» **Records for this task**:
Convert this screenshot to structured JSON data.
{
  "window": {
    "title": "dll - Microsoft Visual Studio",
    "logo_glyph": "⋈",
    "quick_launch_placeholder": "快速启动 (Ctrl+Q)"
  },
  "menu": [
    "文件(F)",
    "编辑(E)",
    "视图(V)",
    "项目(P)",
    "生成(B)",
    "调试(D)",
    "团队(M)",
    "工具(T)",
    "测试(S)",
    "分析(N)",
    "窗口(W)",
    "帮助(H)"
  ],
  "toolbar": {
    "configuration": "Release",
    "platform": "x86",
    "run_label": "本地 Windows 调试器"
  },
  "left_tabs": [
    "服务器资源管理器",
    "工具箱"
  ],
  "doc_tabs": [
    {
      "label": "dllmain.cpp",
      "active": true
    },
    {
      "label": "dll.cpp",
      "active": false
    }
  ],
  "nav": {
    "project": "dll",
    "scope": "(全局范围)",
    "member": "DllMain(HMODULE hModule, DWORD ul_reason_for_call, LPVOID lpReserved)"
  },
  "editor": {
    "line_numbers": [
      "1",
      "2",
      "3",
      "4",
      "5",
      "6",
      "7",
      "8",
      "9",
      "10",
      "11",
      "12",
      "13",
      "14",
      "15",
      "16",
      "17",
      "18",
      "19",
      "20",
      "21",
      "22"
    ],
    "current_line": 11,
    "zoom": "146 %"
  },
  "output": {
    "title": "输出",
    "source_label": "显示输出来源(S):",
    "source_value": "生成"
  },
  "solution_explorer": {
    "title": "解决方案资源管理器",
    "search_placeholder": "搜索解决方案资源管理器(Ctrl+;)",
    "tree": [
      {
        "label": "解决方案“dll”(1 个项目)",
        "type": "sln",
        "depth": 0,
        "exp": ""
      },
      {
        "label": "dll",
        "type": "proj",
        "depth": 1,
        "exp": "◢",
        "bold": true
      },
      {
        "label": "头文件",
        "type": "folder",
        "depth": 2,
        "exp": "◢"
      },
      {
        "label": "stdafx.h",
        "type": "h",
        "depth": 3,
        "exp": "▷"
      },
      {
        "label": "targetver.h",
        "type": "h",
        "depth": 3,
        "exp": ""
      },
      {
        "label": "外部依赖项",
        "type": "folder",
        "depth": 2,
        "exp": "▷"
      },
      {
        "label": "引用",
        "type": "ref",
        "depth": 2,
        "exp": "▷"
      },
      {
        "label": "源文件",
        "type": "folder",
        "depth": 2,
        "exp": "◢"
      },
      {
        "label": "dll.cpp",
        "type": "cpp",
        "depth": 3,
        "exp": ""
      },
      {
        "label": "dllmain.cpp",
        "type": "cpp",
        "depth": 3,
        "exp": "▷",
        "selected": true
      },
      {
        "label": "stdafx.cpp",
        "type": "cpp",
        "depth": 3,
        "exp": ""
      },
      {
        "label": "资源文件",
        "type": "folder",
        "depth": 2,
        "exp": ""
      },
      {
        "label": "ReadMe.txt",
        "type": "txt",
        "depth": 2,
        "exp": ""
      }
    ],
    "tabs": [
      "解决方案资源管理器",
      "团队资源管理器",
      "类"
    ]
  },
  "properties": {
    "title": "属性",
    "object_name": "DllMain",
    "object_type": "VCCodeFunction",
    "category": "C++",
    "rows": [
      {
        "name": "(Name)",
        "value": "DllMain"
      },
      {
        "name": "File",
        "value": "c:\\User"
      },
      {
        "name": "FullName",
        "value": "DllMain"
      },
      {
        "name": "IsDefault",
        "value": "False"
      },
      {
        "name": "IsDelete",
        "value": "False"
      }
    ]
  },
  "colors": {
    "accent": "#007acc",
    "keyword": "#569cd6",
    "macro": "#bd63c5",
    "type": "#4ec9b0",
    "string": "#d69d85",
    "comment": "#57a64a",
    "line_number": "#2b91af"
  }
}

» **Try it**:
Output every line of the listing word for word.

» **Expected answer**:
Convert this screenshot to structured JSON data.
{
  "window": {
    "title": "dll - Microsoft Visual Studio",
    "logo_glyph": "⋈",
    "quick_launch_placeholder": "快速启动 (Ctrl+Q)"
  },
  "menu": [
    "文件(F)",
    "编辑(E)",
    "视图(V)",
    "项目(P)",
    "生成(B)",
    "调试(D)",
    "团队(M)",
    "工具(T)",
    "测试(S)",
    "分析(N)",
    "窗口(W)",
    "帮助(H)"
  ],
  "toolbar": {
    "configuration": "Release",
    "platform": "x86",
    "run_label": "本地 Windows 调试器"
  },
  "left_tabs": [
    "服务器资源管理器",
    "工具箱"
  ],
  "doc_tabs": [
    {
      "label": "dllmain.cpp",
      "active": true
    },
    {
      "label": "dll.cpp",
      "active": false
    }
  ],
  "nav": {
    "project": "dll",
    "scope": "(全局范围)",
    "member": "DllMain(HMODULE hModule, DWORD ul_reason_for_call, LPVOID lpReserved)"
  },
  "editor": {
    "line_numbers": [
      "1",
      "2",
      "3",
      "4",
      "5",
      "6",
      "7",
      "8",
      "9",
      "10",
      "11",
      "12",
      "13",
      "14",
      "15",
      "16",
      "17",
      "18",
      "19",
      "20",
      "21",
      "22"
    ],
    "current_line": 11,
    "zoom": "146 %"
  },
  "output": {
    "title": "输出",
    "source_label": "显示输出来源(S):",
    "source_value": "生成"
  },
  "solution_explorer": {
    "title": "解决方案资源管理器",
    "search_placeholder": "搜索解决方案资源管理器(Ctrl+;)",
    "tree": [
      {
        "label": "解决方案“dll”(1 个项目)",
        "type": "sln",
        "depth": 0,
        "exp": ""
      },
      {
        "label": "dll",
        "type": "proj",
        "depth": 1,
        "exp": "◢",
        "bold": true
      },
      {
        "label": "头文件",
        "type": "folder",
        "depth": 2,
        "exp": "◢"
      },
      {
        "label": "stdafx.h",
        "type": "h",
        "depth": 3,
        "exp": "▷"
      },
      {
        "label": "targetver.h",
        "type": "h",
        "depth": 3,
        "exp": ""
      },
      {
        "label": "外部依赖项",
        "type": "folder",
        "depth": 2,
        "exp": "▷"
      },
      {
        "label": "引用",
        "type": "ref",
        "depth": 2,
        "exp": "▷"
      },
      {
        "label": "源文件",
        "type": "folder",
        "depth": 2,
        "exp": "◢"
      },
      {
        "label": "dll.cpp",
        "type": "cpp",
        "depth": 3,
        "exp": ""
      },
      {
        "label": "dllmain.cpp",
        "type": "cpp",
        "depth": 3,
        "exp": "▷",
        "selected": true
      },
      {
        "label": "stdafx.cpp",
        "type": "cpp",
        "depth": 3,
        "exp": ""
      },
      {
        "label": "资源文件",
        "type": "folder",
        "depth": 2,
        "exp": ""
      },
      {
        "label": "ReadMe.txt",
        "type": "txt",
        "depth": 2,
        "exp": ""
      }
    ],
    "tabs": [
      "解决方案资源管理器",
      "团队资源管理器",
      "类"
    ]
  },
  "properties": {
    "title": "属性",
    "object_name": "DllMain",
    "object_type": "VCCodeFunction",
    "category": "C++",
    "rows": [
      {
        "name": "(Name)",
        "value": "DllMain"
      },
      {
        "name": "File",
        "value": "c:\\User"
      },
      {
        "name": "FullName",
        "value": "DllMain"
      },
      {
        "name": "IsDefault",
        "value": "False"
      },
      {
        "name": "IsDelete",
        "value": "False"
      }
    ]
  },
  "colors": {
    "accent": "#007acc",
    "keyword": "#569cd6",
    "macro": "#bd63c5",
    "type": "#4ec9b0",
    "string": "#d69d85",
    "comment": "#57a64a",
    "line_number": "#2b91af"
  }
}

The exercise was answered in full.